TDIAM is a love story above all else. More than a romantic love story, it is a love-of-life story, love-of-family, made and chosen. The story’s presentation of family is spectacular, inclusive, the future we all hope for where sexuality is irrelevant to love, to family building, and everyone can make the choices they want.

How long will it take me to be ready to talk about the central love story in this book? I don’t know if I’ll ever be over it. I’m still tearing up with the enormity of it days later. It’s a gut-punch, but breathtakingly beautiful as well. It’ll just leave you entirely breathless, but it will feel like a that first glow of oxygen after you’ve had the wind knocked out of you–like the sun in your chest, huge, glowing, unfathomably sweet.

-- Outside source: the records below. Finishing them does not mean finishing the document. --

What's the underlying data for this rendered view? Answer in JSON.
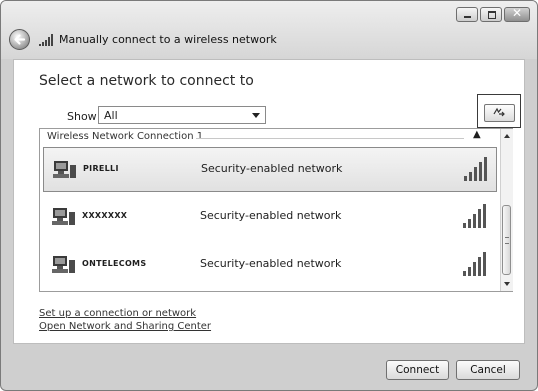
{
  "window": {
    "title": "Manually connect to a wireless network",
    "controls": {
      "minimize": "",
      "maximize": "",
      "close": "✕"
    }
  },
  "main": {
    "heading": "Select a network to connect to",
    "show_label": "Show",
    "show_selected": "All",
    "group_header": "Wireless Network Connection 1",
    "networks": [
      {
        "name": "PIRELLI",
        "security": "Security-enabled network",
        "selected": true
      },
      {
        "name": "XXXXXXX",
        "security": "Security-enabled network",
        "selected": false
      },
      {
        "name": "ONTELECOMS",
        "security": "Security-enabled network",
        "selected": false
      }
    ],
    "links": {
      "setup": "Set up a connection or network",
      "sharing_center": "Open Network and Sharing Center"
    }
  },
  "footer": {
    "connect": "Connect",
    "cancel": "Cancel"
  },
  "icons": {
    "back": "back-arrow-icon",
    "title": "wireless-signal-icon",
    "refresh": "refresh-icon",
    "network": "network-computer-icon",
    "signal": "signal-strength-icon"
  }
}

I have recently written my own book and the conclusion of that writing was emotionally devastating. Living in your own head, with your beloved characters, dreaming them, breathing them, but at some point you have to let them go, to be done. That end left me so lonely without them. Finishing reading TDIAM came close to that loneliness. Where will I be without these characters? There is a hole in my heart shaped like them. If I have any complaint about this book it is simply that it does not go on forever and that eventually I had to close it. I wondered if I would be able to handle the ending, the last chapter was intense and emotionally rough, but Jeffers came through, perfectly, so that now I can dream always that these boys are as happy as they made me.

I don’t know how to recommend this book. It is certainly supernatural fantasy, fairies, fairyland and all, but it felt so real. The characters come off the page, like people you know, fallible, damaged and exceptionally beautiful people, exposed and broken and still lovable just like your own friends. The sense of wonder Jeffers creates when people really see Liam, see the world around them differently, stuck with me. If you were going to read a fairy story anyway, read this one. If you only wanted a window into the lives of people so real you think you might pass them on the street, read this one. If you want to utterly lose yourself inside someone else’s massive world changing love, then read this book.